In the lead up to this breakdown of order, Parliament abolished many royal prerogatives and ordered the execution of Lord Strafford, Chief Adviser to Charles I.
A statement of abuses by Charles I known as the ‘Grand Remonstrance’and reforms of the Long Parliament were published appealing for support against the King by a parliament already split into Royalist and Parliamentary factions.
Significant battles were :- 1642 – Edgehill, 1643 – Newbury Royalists defeated, 1644 – Marston Moor Parliamentary forces led by the victorious Cromwell leading to the collapse of the Royalist stronghold of York, 1645 – New Model Army created, 1645 – Naseby brings Cromwell and his Ironsides (Cavalry) in the ascendancy, 1648 – Preston the final battle. In total these actions cost the lives of one in ten of the adult male population of this country.
At the siege of Sandal Castle in 1644/45, Fairfax the Parliamentary leader entrusted the seige to Sir John Savile entrenched at New Hall with his troopsl. In an account of the siege, Nathan Drake, gentleman volunteer and royalist wrote – ‘Sir John Saivell with his hipocriticall and trecherous rebells beat their drummes to praiers and being singing of psalms before sermon.
Colonel Bonivant Governor of the castle for the king caused his drummers to beat to praiers so the besiegers thought they was secure. But our men, after they had dedicated themselves to God with upright hartes in brief manner to arms fell upon them’. They suddenly threw open the gates and made two gallant sallies and fell upon the Roundheads who taken by surprise, were totally defeated with a loss of 42 men killed and over 50 taken prisoner including one Captain and a substantial amount of arms.
Sir John Savile, so dejected at this reverse ‘pack’t up bag and baggage, raised the seige and retired to Pontefract.

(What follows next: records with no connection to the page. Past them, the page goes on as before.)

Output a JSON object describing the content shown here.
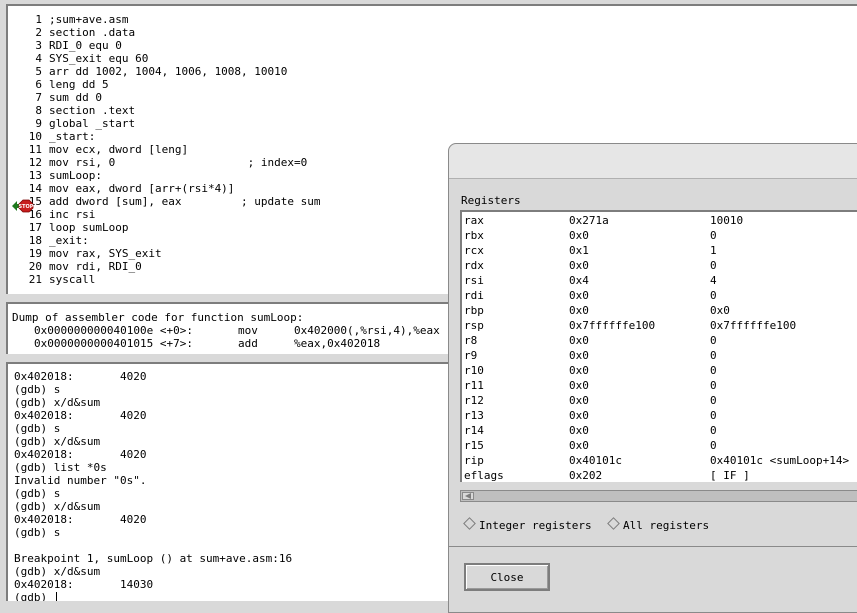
{
  "source": {
    "lines": [
      {
        "num": "1",
        "code": ";sum+ave.asm"
      },
      {
        "num": "2",
        "code": "section .data"
      },
      {
        "num": "3",
        "code": "RDI_0 equ 0"
      },
      {
        "num": "4",
        "code": "SYS_exit equ 60"
      },
      {
        "num": "5",
        "code": "arr dd 1002, 1004, 1006, 1008, 10010"
      },
      {
        "num": "6",
        "code": "leng dd 5"
      },
      {
        "num": "7",
        "code": "sum dd 0"
      },
      {
        "num": "8",
        "code": "section .text"
      },
      {
        "num": "9",
        "code": "global _start"
      },
      {
        "num": "10",
        "code": "_start:"
      },
      {
        "num": "11",
        "code": "mov ecx, dword [leng]"
      },
      {
        "num": "12",
        "code": "mov rsi, 0                    ; index=0"
      },
      {
        "num": "13",
        "code": "sumLoop:"
      },
      {
        "num": "14",
        "code": "mov eax, dword [arr+(rsi*4)]"
      },
      {
        "num": "15",
        "code": "add dword [sum], eax         ; update sum"
      },
      {
        "num": "16",
        "code": "inc rsi"
      },
      {
        "num": "17",
        "code": "loop sumLoop"
      },
      {
        "num": "18",
        "code": "_exit:"
      },
      {
        "num": "19",
        "code": "mov rax, SYS_exit"
      },
      {
        "num": "20",
        "code": "mov rdi, RDI_0"
      },
      {
        "num": "21",
        "code": "syscall"
      }
    ],
    "stop_label": "STOP"
  },
  "assembler": {
    "header": "Dump of assembler code for function sumLoop:",
    "rows": [
      {
        "addr": "0x000000000040100e <+0>:",
        "op": "mov",
        "args": "0x402000(,%rsi,4),%eax"
      },
      {
        "addr": "0x0000000000401015 <+7>:",
        "op": "add",
        "args": "%eax,0x402018"
      }
    ]
  },
  "console": {
    "lines": [
      "0x402018:       4020",
      "(gdb) s",
      "(gdb) x/d&sum",
      "0x402018:       4020",
      "(gdb) s",
      "(gdb) x/d&sum",
      "0x402018:       4020",
      "(gdb) list *0s",
      "Invalid number \"0s\".",
      "(gdb) s",
      "(gdb) x/d&sum",
      "0x402018:       4020",
      "(gdb) s",
      "",
      "Breakpoint 1, sumLoop () at sum+ave.asm:16",
      "(gdb) x/d&sum",
      "0x402018:       14030",
      "(gdb) "
    ]
  },
  "registers": {
    "heading": "Registers",
    "rows": [
      {
        "name": "rax",
        "hex": "0x271a",
        "value": "10010"
      },
      {
        "name": "rbx",
        "hex": "0x0",
        "value": "0"
      },
      {
        "name": "rcx",
        "hex": "0x1",
        "value": "1"
      },
      {
        "name": "rdx",
        "hex": "0x0",
        "value": "0"
      },
      {
        "name": "rsi",
        "hex": "0x4",
        "value": "4"
      },
      {
        "name": "rdi",
        "hex": "0x0",
        "value": "0"
      },
      {
        "name": "rbp",
        "hex": "0x0",
        "value": "0x0"
      },
      {
        "name": "rsp",
        "hex": "0x7ffffffe100",
        "value": "0x7ffffffe100"
      },
      {
        "name": "r8",
        "hex": "0x0",
        "value": "0"
      },
      {
        "name": "r9",
        "hex": "0x0",
        "value": "0"
      },
      {
        "name": "r10",
        "hex": "0x0",
        "value": "0"
      },
      {
        "name": "r11",
        "hex": "0x0",
        "value": "0"
      },
      {
        "name": "r12",
        "hex": "0x0",
        "value": "0"
      },
      {
        "name": "r13",
        "hex": "0x0",
        "value": "0"
      },
      {
        "name": "r14",
        "hex": "0x0",
        "value": "0"
      },
      {
        "name": "r15",
        "hex": "0x0",
        "value": "0"
      },
      {
        "name": "rip",
        "hex": "0x40101c",
        "value": "0x40101c <sumLoop+14>"
      },
      {
        "name": "eflags",
        "hex": "0x202",
        "value": "[ IF ]"
      }
    ],
    "radio_integer": "Integer registers",
    "radio_all": "All registers",
    "close_label": "Close"
  }
}
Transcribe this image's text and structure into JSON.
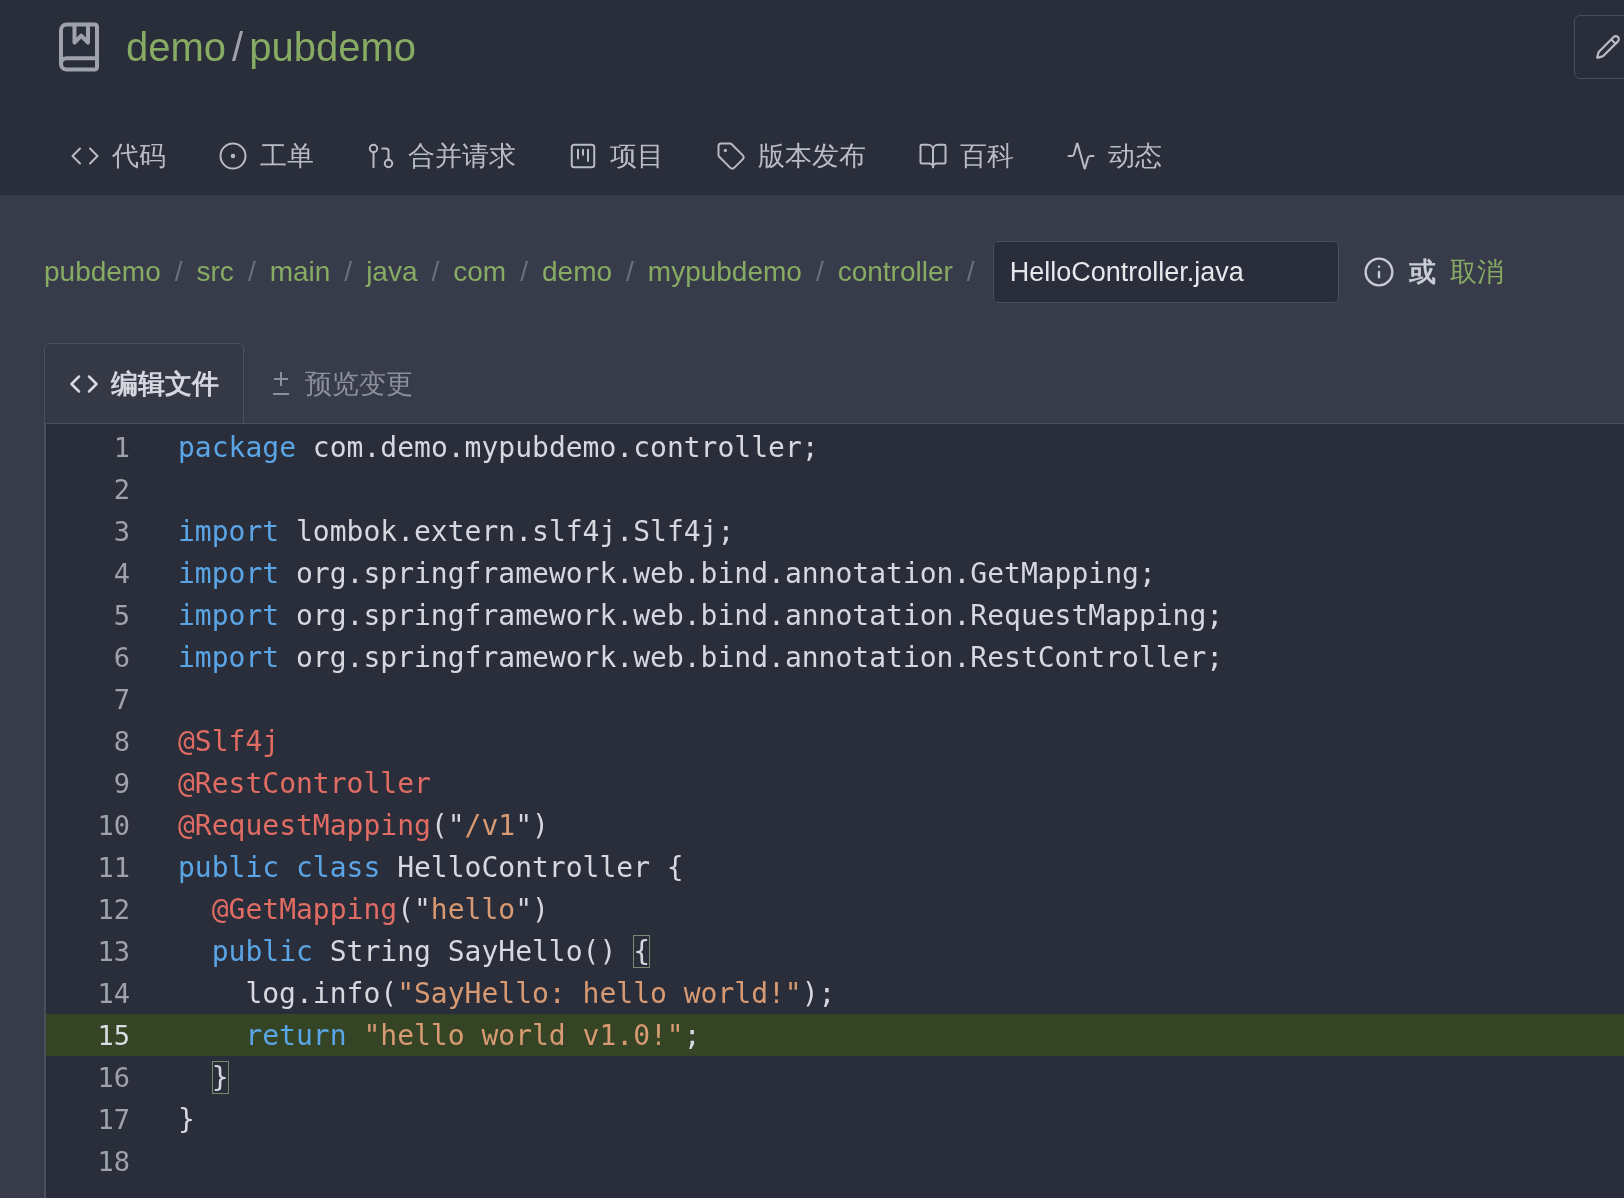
{
  "repo": {
    "owner": "demo",
    "separator": "/",
    "name": "pubdemo"
  },
  "nav": [
    {
      "kind": "code",
      "label": "代码"
    },
    {
      "kind": "issues",
      "label": "工单"
    },
    {
      "kind": "pulls",
      "label": "合并请求"
    },
    {
      "kind": "projects",
      "label": "项目"
    },
    {
      "kind": "releases",
      "label": "版本发布"
    },
    {
      "kind": "wiki",
      "label": "百科"
    },
    {
      "kind": "activity",
      "label": "动态"
    }
  ],
  "breadcrumb": [
    {
      "kind": "link",
      "text": "pubdemo"
    },
    {
      "kind": "separator",
      "text": "/"
    },
    {
      "kind": "link",
      "text": "src"
    },
    {
      "kind": "separator",
      "text": "/"
    },
    {
      "kind": "link",
      "text": "main"
    },
    {
      "kind": "separator",
      "text": "/"
    },
    {
      "kind": "link",
      "text": "java"
    },
    {
      "kind": "separator",
      "text": "/"
    },
    {
      "kind": "link",
      "text": "com"
    },
    {
      "kind": "separator",
      "text": "/"
    },
    {
      "kind": "link",
      "text": "demo"
    },
    {
      "kind": "separator",
      "text": "/"
    },
    {
      "kind": "link",
      "text": "mypubdemo"
    },
    {
      "kind": "separator",
      "text": "/"
    },
    {
      "kind": "link",
      "text": "controller"
    },
    {
      "kind": "separator",
      "text": "/"
    }
  ],
  "filename": {
    "value": "HelloController.java"
  },
  "or_text": "或",
  "cancel": "取消",
  "tabs": [
    {
      "kind": "edit",
      "label": "编辑文件",
      "selected": true
    },
    {
      "kind": "preview",
      "label": "预览变更",
      "selected": false
    }
  ],
  "lines": [
    {
      "number": "1",
      "active": false,
      "tokens": [
        {
          "kind": "keyword",
          "text": "package"
        },
        {
          "kind": "plain",
          "text": " com.demo.mypubdemo.controller;"
        }
      ]
    },
    {
      "number": "2",
      "active": false
    },
    {
      "number": "3",
      "active": false,
      "tokens": [
        {
          "kind": "keyword",
          "text": "import"
        },
        {
          "kind": "plain",
          "text": " lombok.extern.slf4j.Slf4j;"
        }
      ]
    },
    {
      "number": "4",
      "active": false,
      "tokens": [
        {
          "kind": "keyword",
          "text": "import"
        },
        {
          "kind": "plain",
          "text": " org.springframework.web.bind.annotation.GetMapping;"
        }
      ]
    },
    {
      "number": "5",
      "active": false,
      "tokens": [
        {
          "kind": "keyword",
          "text": "import"
        },
        {
          "kind": "plain",
          "text": " org.springframework.web.bind.annotation.RequestMapping;"
        }
      ]
    },
    {
      "number": "6",
      "active": false,
      "tokens": [
        {
          "kind": "keyword",
          "text": "import"
        },
        {
          "kind": "plain",
          "text": " org.springframework.web.bind.annotation.RestController;"
        }
      ]
    },
    {
      "number": "7",
      "active": false
    },
    {
      "number": "8",
      "active": false,
      "tokens": [
        {
          "kind": "annotation",
          "text": "@Slf4j"
        }
      ]
    },
    {
      "number": "9",
      "active": false,
      "tokens": [
        {
          "kind": "annotation",
          "text": "@RestController"
        }
      ]
    },
    {
      "number": "10",
      "active": false,
      "tokens": [
        {
          "kind": "annotation",
          "text": "@RequestMapping"
        },
        {
          "kind": "plain",
          "text": "(\""
        },
        {
          "kind": "string",
          "text": "/v1"
        },
        {
          "kind": "plain",
          "text": "\")"
        }
      ]
    },
    {
      "number": "11",
      "active": false,
      "tokens": [
        {
          "kind": "keyword",
          "text": "public class"
        },
        {
          "kind": "plain",
          "text": " HelloController {"
        }
      ]
    },
    {
      "number": "12",
      "active": false,
      "tokens": [
        {
          "kind": "indent"
        },
        {
          "kind": "annotation",
          "text": "@GetMapping"
        },
        {
          "kind": "plain",
          "text": "(\""
        },
        {
          "kind": "string",
          "text": "hello"
        },
        {
          "kind": "plain",
          "text": "\")"
        }
      ]
    },
    {
      "number": "13",
      "active": false,
      "tokens": [
        {
          "kind": "indent"
        },
        {
          "kind": "keyword",
          "text": "public"
        },
        {
          "kind": "plain",
          "text": " String SayHello() "
        },
        {
          "kind": "bracket",
          "text": "{"
        }
      ]
    },
    {
      "number": "14",
      "active": false,
      "tokens": [
        {
          "kind": "indent"
        },
        {
          "kind": "indent"
        },
        {
          "kind": "plain",
          "text": "log.info("
        },
        {
          "kind": "string",
          "text": "\"SayHello: hello world!\""
        },
        {
          "kind": "plain",
          "text": ");"
        }
      ]
    },
    {
      "number": "15",
      "active": true,
      "tokens": [
        {
          "kind": "indent"
        },
        {
          "kind": "indent"
        },
        {
          "kind": "keyword",
          "text": "return"
        },
        {
          "kind": "string",
          "text": " \"hello world v1.0!\""
        },
        {
          "kind": "plain",
          "text": ";"
        }
      ]
    },
    {
      "number": "16",
      "active": false,
      "tokens": [
        {
          "kind": "indent"
        },
        {
          "kind": "bracket",
          "text": "}"
        }
      ]
    },
    {
      "number": "17",
      "active": false,
      "tokens": [
        {
          "kind": "plain",
          "text": "}"
        }
      ]
    },
    {
      "number": "18",
      "active": false
    }
  ]
}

Sandal Castle finally surrendered to the Parliamentarians in October 1645
Source : Thoresby, History of Methley /JW Walker, Wakefield its History and People